Renato De Castro (Executive Director at RMA Advisory) opened his #LEAP22 keynote with a touch of regret. In February 2009 he received a “very strange” offer – the opportunity to buy something called Bitcoin, for about $0.09.
He didn’t buy it.
Then in 2010, his child was born. “We gave him a big teddy bear,” he said, “and every time I see that bear I remember that if instead of buying that bear I had bought $200 in Bitcoin, I would, today, have $43 million.”
According to De Castro, this is what is happening right now to the people who have an opportunity to invest in the metaverse. If you ignore it; if you think it’s not real, or not real yet; you’ll be the one kicking yourself in ten years, as you watch the early adopters enjoy the fruits of their meta-vision.
He’s not the only one who thinks so. Projections from Precedence Research indicate that the global metaverse market size will reach USD $1,607.12 billion by 2030, growing at a CAGR of 50.74%. So for the people who want to step into a new reality now and take a share of that growth, where should they invest their time, resources, and/or money?
Four key growth areas emerging
De Castro took us into the metaverse. Through his own avatar, he showed us how we could land on a London street and interact, in real time, with other real people through their avatars, just as we might in real life. And then he outlined four areas that are already gaining serious traction in the metaverse – and that are expected to carry on growing.
– Real estate
Yes, real estate. And yes, really in the metaverse.
“People are buying land in the metaverse,” De Castro said; “Just in one month, last November, we had more than $100 million bought in land in the metaverse.”
In May 2022 a new report by Research and Markets said the global metaverse real estate market will grow by $5.37 billion from 2022-2026, decelerating at a CAGR of 61.74%. And recently, The Sandbox – the third largest metaverse space, based on Ethereum, has attracted high-profile investments from blockchain VC firms and the likes of gaming giant Atari (with plans to build a virtual theme park). Hip-hop legend Snoop Dogg also owns land in The Sandbox, where he’s developing virtual assets. We expect more Snoopverse concerts from him in the future.
If retailers in the digital era need to meet their customers wherever they are, then they’re going to have to start meeting them in the metaverse sooner or later. The exciting thing about metaverse retail, from our perspective, is that the possibilities are endless – we’ve yet to see most of the innovative, exciting, gamified and engaging ways that brands will interact with (and sell to) their customers in metaverse and hybrid realities.

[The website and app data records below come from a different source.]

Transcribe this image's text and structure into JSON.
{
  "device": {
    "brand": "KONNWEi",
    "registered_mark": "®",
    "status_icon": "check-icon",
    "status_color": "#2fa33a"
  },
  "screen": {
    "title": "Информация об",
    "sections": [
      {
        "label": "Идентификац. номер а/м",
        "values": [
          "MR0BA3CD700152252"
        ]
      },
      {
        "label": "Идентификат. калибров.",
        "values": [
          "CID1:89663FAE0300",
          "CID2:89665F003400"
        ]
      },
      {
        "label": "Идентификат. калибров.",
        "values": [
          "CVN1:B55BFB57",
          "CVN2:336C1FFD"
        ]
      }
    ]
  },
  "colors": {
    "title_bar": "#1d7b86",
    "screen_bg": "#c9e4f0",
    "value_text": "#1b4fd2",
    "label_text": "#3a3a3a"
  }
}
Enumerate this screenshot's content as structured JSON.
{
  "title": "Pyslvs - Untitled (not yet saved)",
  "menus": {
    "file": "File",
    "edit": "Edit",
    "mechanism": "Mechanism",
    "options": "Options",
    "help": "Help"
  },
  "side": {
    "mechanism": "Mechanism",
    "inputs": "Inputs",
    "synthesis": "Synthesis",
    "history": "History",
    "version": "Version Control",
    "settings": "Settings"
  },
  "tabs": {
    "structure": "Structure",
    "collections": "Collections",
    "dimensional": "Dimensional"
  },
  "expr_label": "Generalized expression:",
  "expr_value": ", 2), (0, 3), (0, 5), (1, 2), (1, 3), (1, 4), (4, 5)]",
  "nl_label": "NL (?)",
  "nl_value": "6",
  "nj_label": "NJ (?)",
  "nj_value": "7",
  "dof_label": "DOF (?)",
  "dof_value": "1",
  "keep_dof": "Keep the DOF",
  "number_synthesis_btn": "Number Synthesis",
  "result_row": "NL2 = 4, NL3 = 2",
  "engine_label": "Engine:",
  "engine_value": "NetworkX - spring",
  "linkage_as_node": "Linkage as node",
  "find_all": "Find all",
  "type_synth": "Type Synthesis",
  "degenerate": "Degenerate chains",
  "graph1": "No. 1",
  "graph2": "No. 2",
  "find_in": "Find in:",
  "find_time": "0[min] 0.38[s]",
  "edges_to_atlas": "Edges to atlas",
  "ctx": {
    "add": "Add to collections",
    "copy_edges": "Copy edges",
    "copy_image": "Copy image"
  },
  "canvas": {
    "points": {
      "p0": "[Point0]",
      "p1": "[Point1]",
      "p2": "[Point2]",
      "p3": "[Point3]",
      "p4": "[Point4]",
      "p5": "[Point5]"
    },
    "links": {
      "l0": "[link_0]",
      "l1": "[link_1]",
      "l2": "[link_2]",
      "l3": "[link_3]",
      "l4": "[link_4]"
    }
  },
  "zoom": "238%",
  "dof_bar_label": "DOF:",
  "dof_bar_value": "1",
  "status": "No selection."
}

De Castro noted that in 2020, $40 billion was spent on skins – clothes that you can wear in the metaverse. And this article in Business of Fashion suggests that the market value for skins could reach $70 billion by 2024.
Major retailers that have recently entered the metaverse include Selfridges (with the launch of a virtual city, in partnership with clothing brand Charli Cohen); Nike (revealing an immersive world called Nikeland, built in collaboration with the game sharing platform Roblox); and Benetton (with the announcement of its first metaverse store in February this year).
We already mentioned Snoop Dogg’s metaverse plans. But he’s not the only one developing entertainment opportunities here – far from it, in fact.
Naturally, gaming is ahead of the…well, the game, when it comes to metaverse entertainment. According to research by EY, 97% of survey participants believe the gaming industry is the centre of the metaverse right now, and most industry watchers expect the gaming industry to play a prominent role in early-stage metaverse growth.
But in a virtual world there are few limits: all forms of entertainment have the potential to exist (and to evolve) here. According to technavio, the metaverse entertainment market share will grow at an accelerating CAGR of 8.55% until 2026, when it’ll be worth $28.92 billion.
We’ll see concerts like we’ve never seen them before. Film, TV, VR worlds, and currently unimaginable immersive entertainment experiences.
– Digital twins
We should all be watching the metaverse to see how innovators will develop new ways to leverage digital twin tech – for a vast array of purposes. If the metaverse itself is a digital twin to our entire physical reality, then what potential could the micro-twins within it hold?
This is (perhaps) the most exciting of metaverse development cases: because digital twinning could improve everyday experience beyond recognition. Digital twins can allow us to understand how people use and understand empirical infrastructure – from public infrastructure like transport, to the way that surgeons operate on the physical structure of the human body – and then enable the testing of new solutions.
Digital twins could change the way we approach education, business, manufacturing and supply chains; even disaster prevention, and humanitarian aid operations.
“This is not the future,” said De Castro. “This is happening already.”
Now is the time for tech innovators and investors to involve themselves in metaverse development. Not just because it’ll put them at the forefront of this huge development space, with ROI clearly on the horizon; but also because the people who innovate with metaverse tech now have the potential to shape our global future.
We need good people, with great ideas, to plant their (avatar) feet firmly in the metaverse landscape. Because when they do, anything is possible.